Shaun, it seems pretty clear you’re staking primary claim on the importance of an academic calling, but I’m also curious: do you object more to the fact that he’s a relativist in general, or that he is a utilitarian relativist?

That’s the thing though, I don’t even think he’s in a discipline. It’s not like being an MD or a lawyer. Being a scientist is a hazily defined thing that one can slip in and out of. There’s no governing body that says, “Ok, now you’re a scientist” or “You are no longer a scientist.”

Though I can clearly see by the quotes in some of the articles that some scientists would like there to be such a body. Or would like to be such a body.

Sure it’s a discipline. It’s true that most academic departments are not professionalized in the same way as medical doctors or lawyers, but those are trades in ways that teaching, or more broadly, paleontology, is not. That’s a quirk in the history of professionalization, not a deficiency in the definition of discipline.

Paleontology is a discipline to be sure, I’m just not sure merely earning a Ph.D means he’s in it.

Good question, HG. I don’t generally go in for moral or epistemological relativism, but I have no great disagreement with those that find knowledge and morality amorphous and thus conclude that shared versions of them may be impossible.

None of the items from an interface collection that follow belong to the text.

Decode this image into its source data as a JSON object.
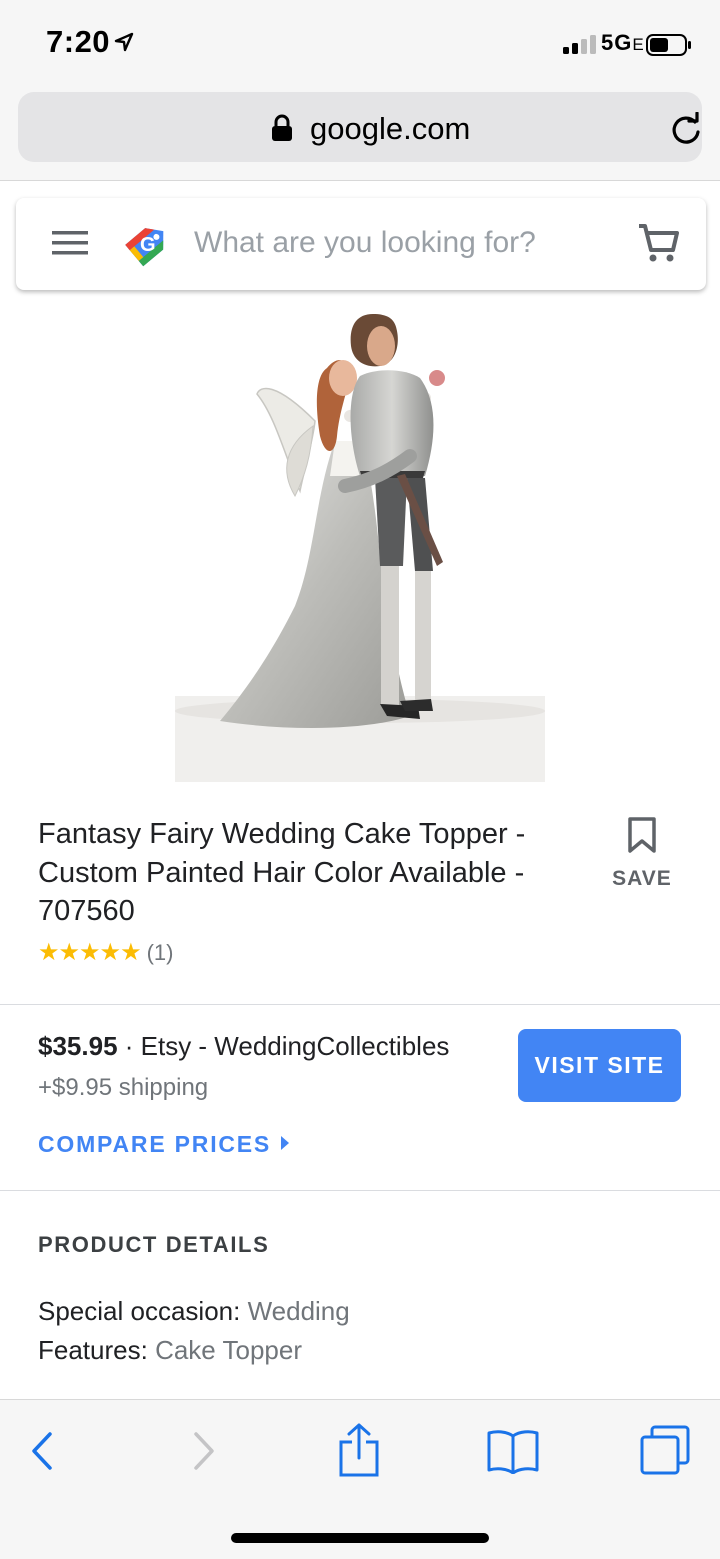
{
  "status_bar": {
    "time": "7:20",
    "network": "5G",
    "network_suffix": "E"
  },
  "browser": {
    "url": "google.com"
  },
  "search": {
    "placeholder": "What are you looking for?"
  },
  "product": {
    "title": "Fantasy Fairy Wedding Cake Topper - Custom Painted Hair Color Available - 707560",
    "save_label": "SAVE",
    "rating_stars": "★★★★★",
    "rating": 5,
    "review_count": "(1)"
  },
  "offer": {
    "price": "$35.95",
    "separator": " · ",
    "seller": "Etsy - WeddingCollectibles",
    "shipping": "+$9.95 shipping",
    "visit_label": "VISIT SITE",
    "compare_label": "COMPARE PRICES"
  },
  "details": {
    "heading": "PRODUCT DETAILS",
    "rows": [
      {
        "label": "Special occasion:",
        "value": "Wedding"
      },
      {
        "label": "Features:",
        "value": "Cake Topper"
      }
    ]
  },
  "colors": {
    "accent": "#4285f4",
    "star": "#fbbc04"
  }
}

So, I’d guess I’d have to say that what really irks me is the utilitarian relativism that he is espousing, particularly in light of the fact that he is claiming equal commitment to two utterly un-relative paradigms — empirical science and fundamental Christianity. Tell me if this analogy holds: What Ross is doing would be similar to one of our profs. at HU teaching us how to ‘do’ Marxist/Deconstructionist/... criticism simply because that will get us into graduate school.

Yeah, that seems pretty much right. It is the Wheaton school of criticism in 2—only now, with more worldviews!

Oh, but I missed the eerie resemblance to Schwimmer…

I guess what burns me up about this guy is that the issue which occupies my time so completely in various guises is dismissed so completely with this facile “let’s ignore it and the problem will go away” solution. I can’t “separate the paradigms” like Ross, and because I can’t, I spend all my time meditating on the meaning of truth, and epistemological questions of how we come to know truth, and my central conviction that truth—whatever it is—will certainly not be self-contradictory. (Well, maybe not all my time. I do quite a lot of playing on the floor with blocks and talking baby talk nowadays too.) If Ross’ separation of paradigms is that easy, then it seems to me fairly obvious that he can’t wholly identify himself with either one. Greg’s right: this is exactly what’s problematic about it in my opinion.

I’d say that it’s precisely because he doesn’t see it as a problem—does he even see it as a contradiction?—that allows him to live so divided. Paleontology does not appear to be an epistemological question to him, nor does it even seem an historical one. It is instead a question of labor, something he does apart from his self that, while it sustains him, will pass into oblivion at the end of history. (In contrast, to see a discipline as a calling is to make it matter epistemologically to the self.) I find that stark division rather amazing, and while I don’t envy it or much respect it—It grates at my own awareness of what truth is and how it is revealed—I do marvel at it.

yes, jtb, i do little more than provide banal observations.